We would never ship our dogs by air, either, unless we were in a privately chartered aircraft allowing dogs in the passenger cabin or had our dogs with us in a commercial aircraft passenger cabin.
However, the article failed to mention several problems. More animals than just dogs and cats are shipped by air. Exactly how are airline personnel expected to inspect and verify the health status of snakes, birds, fish, rats, turtles, etc., prior to and after shipment? In most commercial passenger aircraft during fight there is no access to baggage compartments. How are airline personnel supposed to accomplish “closer observation of animals in flight?”
Commercial airlines are in the business of transporting people, not animals. The reason airlines restrict the number of pets allowed in the passenger cabin is because some passengers are allergic to pets. The best the airline can do is limit the number of animals allowed on a particular flight and keep allergic people as far away as possible.
Round Hill, VA
From a practical point of view, many of us are in a position where we have to transport our dogs via cargo or excess baggage; I can’t fit an 80-pound German Shepherd under the seat! My last dog took about a dozen flights in the hold – six of them overseas. All were, fortunately, uneventful, although one took some strong intervention on my part to ensure my dog was not left behind.
I know many individuals who are in the same position as I am. While this unquestionably involves more risk than taking a dog in the cabin, there are many things that can be done to minimize potential problems.
The following is my checklist for when I must fly and my dog cannot travel in the cabin with me (traveling as “excess baggage,” not “cargo”):
Book in advance
Direct flight only if at all possible
Know type of equipment (plane) and temperature regulations
Selection of crate
Accustoming dog to crate
Labeling/information on crate
Food/instructions attached to crate
Unique identifying markings on crate
Remaining with dog until baggage handlers come for him
Checking in at gate, notifying agent
Watching for dog to be loaded
Notifying agent on board
Receiving notification that dog is on plane
If necessary, refusing to allow plane to leave gate w/o notification
Know exactly where dog will come in at end point (oversize baggage door)
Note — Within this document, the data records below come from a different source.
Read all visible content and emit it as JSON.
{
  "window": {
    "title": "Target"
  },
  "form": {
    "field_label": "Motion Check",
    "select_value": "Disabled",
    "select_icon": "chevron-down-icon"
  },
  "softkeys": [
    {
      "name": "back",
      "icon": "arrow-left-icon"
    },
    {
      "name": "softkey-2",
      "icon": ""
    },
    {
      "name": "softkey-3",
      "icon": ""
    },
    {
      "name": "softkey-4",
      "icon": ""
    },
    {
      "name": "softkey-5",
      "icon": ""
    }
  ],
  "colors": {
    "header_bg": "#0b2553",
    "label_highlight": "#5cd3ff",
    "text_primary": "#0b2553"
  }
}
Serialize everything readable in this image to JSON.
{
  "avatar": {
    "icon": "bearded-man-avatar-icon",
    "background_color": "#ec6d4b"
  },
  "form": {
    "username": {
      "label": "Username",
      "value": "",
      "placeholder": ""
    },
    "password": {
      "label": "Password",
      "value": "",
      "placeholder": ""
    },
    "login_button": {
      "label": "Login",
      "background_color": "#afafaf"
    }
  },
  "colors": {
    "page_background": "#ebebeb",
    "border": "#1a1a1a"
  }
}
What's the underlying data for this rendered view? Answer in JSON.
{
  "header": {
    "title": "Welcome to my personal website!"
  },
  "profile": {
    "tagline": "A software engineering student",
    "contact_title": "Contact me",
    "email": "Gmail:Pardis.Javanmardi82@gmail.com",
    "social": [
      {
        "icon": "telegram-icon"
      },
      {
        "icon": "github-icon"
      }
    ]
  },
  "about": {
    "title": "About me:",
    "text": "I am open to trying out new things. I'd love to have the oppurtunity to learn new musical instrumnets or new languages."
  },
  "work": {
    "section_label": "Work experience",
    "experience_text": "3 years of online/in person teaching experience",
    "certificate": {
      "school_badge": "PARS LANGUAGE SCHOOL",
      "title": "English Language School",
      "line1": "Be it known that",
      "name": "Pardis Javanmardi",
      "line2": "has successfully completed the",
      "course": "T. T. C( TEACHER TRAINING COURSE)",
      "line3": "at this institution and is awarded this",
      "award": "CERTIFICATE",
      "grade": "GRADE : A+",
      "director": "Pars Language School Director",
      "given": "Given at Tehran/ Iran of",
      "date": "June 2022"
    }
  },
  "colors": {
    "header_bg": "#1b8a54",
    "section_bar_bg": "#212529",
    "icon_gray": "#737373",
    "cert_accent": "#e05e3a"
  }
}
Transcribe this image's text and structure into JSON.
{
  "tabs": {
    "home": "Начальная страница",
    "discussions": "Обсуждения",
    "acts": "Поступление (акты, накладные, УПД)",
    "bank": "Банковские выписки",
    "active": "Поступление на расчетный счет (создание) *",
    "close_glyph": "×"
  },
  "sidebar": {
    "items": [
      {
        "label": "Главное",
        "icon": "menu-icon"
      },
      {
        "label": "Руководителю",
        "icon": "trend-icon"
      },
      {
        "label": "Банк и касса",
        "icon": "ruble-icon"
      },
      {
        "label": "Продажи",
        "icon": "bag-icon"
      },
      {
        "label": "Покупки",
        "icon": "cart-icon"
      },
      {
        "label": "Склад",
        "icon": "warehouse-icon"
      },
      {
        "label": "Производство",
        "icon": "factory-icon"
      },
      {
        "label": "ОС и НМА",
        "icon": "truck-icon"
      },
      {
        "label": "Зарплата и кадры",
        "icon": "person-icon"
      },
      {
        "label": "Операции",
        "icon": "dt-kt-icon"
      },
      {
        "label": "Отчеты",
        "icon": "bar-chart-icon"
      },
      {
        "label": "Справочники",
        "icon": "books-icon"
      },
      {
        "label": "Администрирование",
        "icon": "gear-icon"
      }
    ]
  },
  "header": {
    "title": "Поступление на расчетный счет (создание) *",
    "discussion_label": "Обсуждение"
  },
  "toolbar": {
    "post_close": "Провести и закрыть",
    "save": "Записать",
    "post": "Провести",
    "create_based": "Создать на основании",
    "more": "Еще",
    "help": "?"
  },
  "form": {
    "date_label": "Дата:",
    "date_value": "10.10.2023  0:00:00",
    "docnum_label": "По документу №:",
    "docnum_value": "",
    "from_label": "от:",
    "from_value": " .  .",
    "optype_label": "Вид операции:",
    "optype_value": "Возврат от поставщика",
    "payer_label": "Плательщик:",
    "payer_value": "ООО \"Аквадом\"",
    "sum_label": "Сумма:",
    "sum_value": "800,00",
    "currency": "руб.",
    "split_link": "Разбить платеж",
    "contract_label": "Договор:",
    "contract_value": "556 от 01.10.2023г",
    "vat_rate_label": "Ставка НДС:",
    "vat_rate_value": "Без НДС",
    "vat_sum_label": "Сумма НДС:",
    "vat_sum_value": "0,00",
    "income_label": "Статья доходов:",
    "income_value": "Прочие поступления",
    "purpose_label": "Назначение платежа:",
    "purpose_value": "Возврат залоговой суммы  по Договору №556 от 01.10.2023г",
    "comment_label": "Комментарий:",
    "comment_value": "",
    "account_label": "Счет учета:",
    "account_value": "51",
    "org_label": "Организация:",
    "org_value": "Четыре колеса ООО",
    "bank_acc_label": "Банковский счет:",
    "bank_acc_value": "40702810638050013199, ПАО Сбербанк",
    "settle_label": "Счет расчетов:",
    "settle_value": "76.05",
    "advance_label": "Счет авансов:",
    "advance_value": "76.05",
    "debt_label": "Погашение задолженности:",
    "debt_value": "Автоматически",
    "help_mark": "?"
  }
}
Know approximate time to unload
Inquire if time excessive to unload
Have phone number and location of emergency vet if necessary
Thank baggage office/personnel if time allows